Pace Gallery threw open the doors to its new eight-story headquarters in New York for a press preview on Tuesday, offering a sneak peak at exhibitions already hung while awaiting a few finishing touches before a full public opening to gallerygoers in Chelsea on Saturday.
“As you can see, we are done with the building—kind of,” Marc Glimcher, Pace’s president and CEO, said during remarks held in a dramatic seventh-floor room with views of old-fashioned water towers and Hudson Yards rising up behind him. The seventh floor will be home to performance programming for Pace Live, a new initiative whose schedule for the season was revealed at the preview, and the levels below—each with its own character and sense of size and scale—were filled with new shows of work by Alexander Calder, Yto Barrada, David Hockney, Loie Hollowell, Peter Hujar, and Fred Wilson (whose suspended exhibition “Chandeliers” lends the seventh floor a looming sense of expectancy).
ARTnews learned that a shaman had blessed the space in a ritual for employees on Monday, with a cacao ceremony that involved drinking bowls of bitter hot chocolate with special energy-giving properties. When cornered for details, Glimcher said, “Have you ever had ceremonial cacao? I was, like, on—you feel it! Everybody said blessings to the building and to each other.” (And the shamanic activities remain ongoing: “She’s still working—she’s in the boiler room right now,” Glimcher added.)
During his prepared remarks, Glimcher noted that 21 babies had been born into the Pace family during the years that the new building had been in its planning stages. And now that it’s opening, “We want people to come and take their time” in what has been imagined aspirationally as “a communal space for thinking, transcendence, and contemplation.”

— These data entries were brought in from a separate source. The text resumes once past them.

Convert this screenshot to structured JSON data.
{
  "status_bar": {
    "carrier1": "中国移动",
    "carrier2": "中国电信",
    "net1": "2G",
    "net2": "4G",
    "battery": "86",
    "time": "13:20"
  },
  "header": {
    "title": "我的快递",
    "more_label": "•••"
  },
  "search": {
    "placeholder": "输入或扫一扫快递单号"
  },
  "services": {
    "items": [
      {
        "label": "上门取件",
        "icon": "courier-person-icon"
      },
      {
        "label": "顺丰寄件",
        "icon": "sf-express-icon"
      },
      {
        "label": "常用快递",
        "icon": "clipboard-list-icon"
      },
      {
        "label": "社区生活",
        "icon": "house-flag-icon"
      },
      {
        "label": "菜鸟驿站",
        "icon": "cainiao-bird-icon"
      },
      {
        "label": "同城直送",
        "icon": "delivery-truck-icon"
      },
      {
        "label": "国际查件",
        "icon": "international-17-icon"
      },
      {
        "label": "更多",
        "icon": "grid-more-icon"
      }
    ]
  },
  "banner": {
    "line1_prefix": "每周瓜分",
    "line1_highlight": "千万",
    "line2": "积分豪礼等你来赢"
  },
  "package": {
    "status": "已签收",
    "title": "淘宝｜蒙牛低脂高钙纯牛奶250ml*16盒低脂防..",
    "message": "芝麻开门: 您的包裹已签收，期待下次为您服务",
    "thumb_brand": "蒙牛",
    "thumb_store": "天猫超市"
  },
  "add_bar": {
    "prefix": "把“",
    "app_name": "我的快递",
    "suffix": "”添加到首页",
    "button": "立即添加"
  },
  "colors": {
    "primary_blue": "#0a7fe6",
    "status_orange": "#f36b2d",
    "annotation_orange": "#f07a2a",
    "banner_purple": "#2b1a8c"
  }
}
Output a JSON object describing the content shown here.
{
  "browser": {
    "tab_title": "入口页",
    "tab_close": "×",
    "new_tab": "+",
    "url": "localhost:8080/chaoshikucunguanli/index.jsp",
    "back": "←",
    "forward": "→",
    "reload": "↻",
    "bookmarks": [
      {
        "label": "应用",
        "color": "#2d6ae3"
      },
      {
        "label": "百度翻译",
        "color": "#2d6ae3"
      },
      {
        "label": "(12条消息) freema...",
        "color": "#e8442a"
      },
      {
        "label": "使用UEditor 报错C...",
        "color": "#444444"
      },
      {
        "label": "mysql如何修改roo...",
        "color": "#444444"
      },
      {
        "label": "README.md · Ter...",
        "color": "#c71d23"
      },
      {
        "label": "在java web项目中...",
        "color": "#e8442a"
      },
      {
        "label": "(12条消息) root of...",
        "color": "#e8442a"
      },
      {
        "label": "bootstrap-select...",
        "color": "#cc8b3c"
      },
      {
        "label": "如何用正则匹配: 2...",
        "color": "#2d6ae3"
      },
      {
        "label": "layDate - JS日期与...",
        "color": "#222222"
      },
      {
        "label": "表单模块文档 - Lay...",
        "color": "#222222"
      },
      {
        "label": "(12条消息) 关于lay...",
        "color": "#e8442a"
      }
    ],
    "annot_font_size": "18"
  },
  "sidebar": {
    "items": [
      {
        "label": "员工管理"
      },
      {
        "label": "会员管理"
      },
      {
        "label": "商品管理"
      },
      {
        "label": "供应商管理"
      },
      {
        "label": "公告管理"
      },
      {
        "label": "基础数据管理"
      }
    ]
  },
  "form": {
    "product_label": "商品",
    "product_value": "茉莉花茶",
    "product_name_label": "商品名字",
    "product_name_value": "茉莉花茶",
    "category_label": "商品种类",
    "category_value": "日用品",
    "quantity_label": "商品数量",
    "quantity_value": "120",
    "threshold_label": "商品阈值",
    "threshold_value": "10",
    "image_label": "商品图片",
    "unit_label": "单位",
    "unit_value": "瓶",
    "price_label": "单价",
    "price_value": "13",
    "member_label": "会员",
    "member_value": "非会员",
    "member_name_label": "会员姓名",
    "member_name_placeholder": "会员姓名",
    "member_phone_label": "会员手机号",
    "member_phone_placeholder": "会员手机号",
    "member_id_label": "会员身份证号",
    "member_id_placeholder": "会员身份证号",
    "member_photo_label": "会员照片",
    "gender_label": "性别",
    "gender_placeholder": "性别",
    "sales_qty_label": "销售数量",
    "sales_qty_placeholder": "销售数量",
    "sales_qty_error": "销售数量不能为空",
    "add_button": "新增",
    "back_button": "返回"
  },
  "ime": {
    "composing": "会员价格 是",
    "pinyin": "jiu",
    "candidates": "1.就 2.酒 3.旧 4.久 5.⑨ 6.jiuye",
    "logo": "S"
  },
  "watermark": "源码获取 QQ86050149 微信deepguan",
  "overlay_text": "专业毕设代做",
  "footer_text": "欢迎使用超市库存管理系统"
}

News was announced, including the appointments of Oliver Shultz as Pace’s new curatorial director and Michaëla Mohrmann as associate curatorial director. Shultz is joining the gallery from MoMA PS1, where he has worked in the curatorial department (including on the forthcoming show “Theater of Operations: The Gulf Wars 1991–2011,” which is being organized by Peter Eleey and Ruba Katrib). Mohrmann has been an Andrew W. Mellon Museum Research Consortium Fellow at MoMA, with a focus on Latin American art.
Both will join a curatorial team overseen by Andria Hickey, who last year left the Museum of Contemporary Art Cleveland to become Pace’s senior director and curator—and who spoke at the preview of an expanding curatorial purview for exhibitions as well as programming projects like Pace Live. The performance program for the fall—to be helmed by Pace Live curatorial director Mark Beasley, recently installed after a stint at the Hirshhorn Museum & Sculpture Garden in Washington, D.C.—will include a film night with a traditional Moroccan dinner conceived by gallery artist Yto Barrada as well as two projects including outside presenters: Performa, which has commissioned a new installation and performance by Torkwase Dyson, and the roaming curatorial platform Blank Forms, which will present concerts featuring music by avant-garde French composer Eliane Radigue. (Live events at Pace will be free except when proceeds from ticket sales will be donated to the nonprofit organizations presenting them; the Blank Forms concerts, for instance, will be ticketed at $25.)
At the end of the official remarks, Arne Glimcher, who founded Pace and guided it for decades before giving over control to his son Marc, spoke of having borrowed $2,800 from his brother Herb to open the first location in Boston in 1962. It was a different situation then but similar in certain ways, he said, while dedicating the new flagship to “the artists who have shown at Pace—this is their gallery.”